**Your goal**: Copy every line below. Do not alter any of them.

**The data**:
####

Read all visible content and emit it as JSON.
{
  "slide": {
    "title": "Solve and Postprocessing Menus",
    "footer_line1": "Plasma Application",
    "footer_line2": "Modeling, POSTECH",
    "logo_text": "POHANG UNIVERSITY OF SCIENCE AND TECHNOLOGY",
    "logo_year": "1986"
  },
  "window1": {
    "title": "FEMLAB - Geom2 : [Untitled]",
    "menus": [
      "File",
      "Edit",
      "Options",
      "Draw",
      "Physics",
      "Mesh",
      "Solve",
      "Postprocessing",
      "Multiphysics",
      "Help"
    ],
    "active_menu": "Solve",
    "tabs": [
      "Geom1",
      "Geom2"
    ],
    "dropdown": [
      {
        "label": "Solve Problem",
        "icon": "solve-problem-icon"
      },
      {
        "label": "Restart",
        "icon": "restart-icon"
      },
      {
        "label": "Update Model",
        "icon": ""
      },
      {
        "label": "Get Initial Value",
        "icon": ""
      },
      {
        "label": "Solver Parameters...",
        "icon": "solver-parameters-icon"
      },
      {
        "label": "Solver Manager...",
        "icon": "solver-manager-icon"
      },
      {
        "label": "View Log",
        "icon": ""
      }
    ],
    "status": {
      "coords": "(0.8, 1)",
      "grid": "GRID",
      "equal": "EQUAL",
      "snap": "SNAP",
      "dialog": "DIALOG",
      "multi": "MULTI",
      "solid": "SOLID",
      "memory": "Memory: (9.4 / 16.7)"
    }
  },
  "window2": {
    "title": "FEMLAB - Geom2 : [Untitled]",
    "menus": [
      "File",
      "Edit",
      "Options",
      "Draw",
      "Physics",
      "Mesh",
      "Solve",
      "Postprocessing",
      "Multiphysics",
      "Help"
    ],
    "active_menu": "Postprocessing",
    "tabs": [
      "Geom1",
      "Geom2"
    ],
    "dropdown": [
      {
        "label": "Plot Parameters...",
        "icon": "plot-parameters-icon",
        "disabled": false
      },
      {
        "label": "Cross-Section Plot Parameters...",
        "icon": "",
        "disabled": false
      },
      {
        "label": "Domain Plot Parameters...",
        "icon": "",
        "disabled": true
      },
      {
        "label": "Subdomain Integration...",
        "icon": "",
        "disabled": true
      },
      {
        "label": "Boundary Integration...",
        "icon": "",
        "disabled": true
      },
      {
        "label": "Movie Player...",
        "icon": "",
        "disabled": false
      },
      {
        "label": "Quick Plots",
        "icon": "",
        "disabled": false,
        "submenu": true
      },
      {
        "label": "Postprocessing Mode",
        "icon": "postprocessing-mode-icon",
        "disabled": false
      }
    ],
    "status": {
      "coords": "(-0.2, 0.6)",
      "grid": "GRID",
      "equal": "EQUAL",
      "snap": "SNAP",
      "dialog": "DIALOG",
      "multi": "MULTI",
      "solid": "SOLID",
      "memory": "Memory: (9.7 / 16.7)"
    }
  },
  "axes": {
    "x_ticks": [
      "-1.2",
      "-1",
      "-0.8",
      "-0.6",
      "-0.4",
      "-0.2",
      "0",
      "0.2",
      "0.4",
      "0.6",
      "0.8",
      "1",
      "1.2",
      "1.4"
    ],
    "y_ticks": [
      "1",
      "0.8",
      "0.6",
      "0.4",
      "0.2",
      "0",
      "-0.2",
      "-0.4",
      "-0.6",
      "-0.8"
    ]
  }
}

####

**Solution to this problem**:
Read all visible content and emit it as JSON.
{
  "slide": {
    "title": "Solve and Postprocessing Menus",
    "footer_line1": "Plasma Application",
    "footer_line2": "Modeling, POSTECH",
    "logo_text": "POHANG UNIVERSITY OF SCIENCE AND TECHNOLOGY",
    "logo_year": "1986"
  },
  "window1": {
    "title": "FEMLAB - Geom2 : [Untitled]",
    "menus": [
      "File",
      "Edit",
      "Options",
      "Draw",
      "Physics",
      "Mesh",
      "Solve",
      "Postprocessing",
      "Multiphysics",
      "Help"
    ],
    "active_menu": "Solve",
    "tabs": [
      "Geom1",
      "Geom2"
    ],
    "dropdown": [
      {
        "label": "Solve Problem",
        "icon": "solve-problem-icon"
      },
      {
        "label": "Restart",
        "icon": "restart-icon"
      },
      {
        "label": "Update Model",
        "icon": ""
      },
      {
        "label": "Get Initial Value",
        "icon": ""
      },
      {
        "label": "Solver Parameters...",
        "icon": "solver-parameters-icon"
      },
      {
        "label": "Solver Manager...",
        "icon": "solver-manager-icon"
      },
      {
        "label": "View Log",
        "icon": ""
      }
    ],
    "status": {
      "coords": "(0.8, 1)",
      "grid": "GRID",
      "equal": "EQUAL",
      "snap": "SNAP",
      "dialog": "DIALOG",
      "multi": "MULTI",
      "solid": "SOLID",
      "memory": "Memory: (9.4 / 16.7)"
    }
  },
  "window2": {
    "title": "FEMLAB - Geom2 : [Untitled]",
    "menus": [
      "File",
      "Edit",
      "Options",
      "Draw",
      "Physics",
      "Mesh",
      "Solve",
      "Postprocessing",
      "Multiphysics",
      "Help"
    ],
    "active_menu": "Postprocessing",
    "tabs": [
      "Geom1",
      "Geom2"
    ],
    "dropdown": [
      {
        "label": "Plot Parameters...",
        "icon": "plot-parameters-icon",
        "disabled": false
      },
      {
        "label": "Cross-Section Plot Parameters...",
        "icon": "",
        "disabled": false
      },
      {
        "label": "Domain Plot Parameters...",
        "icon": "",
        "disabled": true
      },
      {
        "label": "Subdomain Integration...",
        "icon": "",
        "disabled": true
      },
      {
        "label": "Boundary Integration...",
        "icon": "",
        "disabled": true
      },
      {
        "label": "Movie Player...",
        "icon": "",
        "disabled": false
      },
      {
        "label": "Quick Plots",
        "icon": "",
        "disabled": false,
        "submenu": true
      },
      {
        "label": "Postprocessing Mode",
        "icon": "postprocessing-mode-icon",
        "disabled": false
      }
    ],
    "status": {
      "coords": "(-0.2, 0.6)",
      "grid": "GRID",
      "equal": "EQUAL",
      "snap": "SNAP",
      "dialog": "DIALOG",
      "multi": "MULTI",
      "solid": "SOLID",
      "memory": "Memory: (9.7 / 16.7)"
    }
  },
  "axes": {
    "x_ticks": [
      "-1.2",
      "-1",
      "-0.8",
      "-0.6",
      "-0.4",
      "-0.2",
      "0",
      "0.2",
      "0.4",
      "0.6",
      "0.8",
      "1",
      "1.2",
      "1.4"
    ],
    "y_ticks": [
      "1",
      "0.8",
      "0.6",
      "0.4",
      "0.2",
      "0",
      "-0.2",
      "-0.4",
      "-0.6",
      "-0.8"
    ]
  }
}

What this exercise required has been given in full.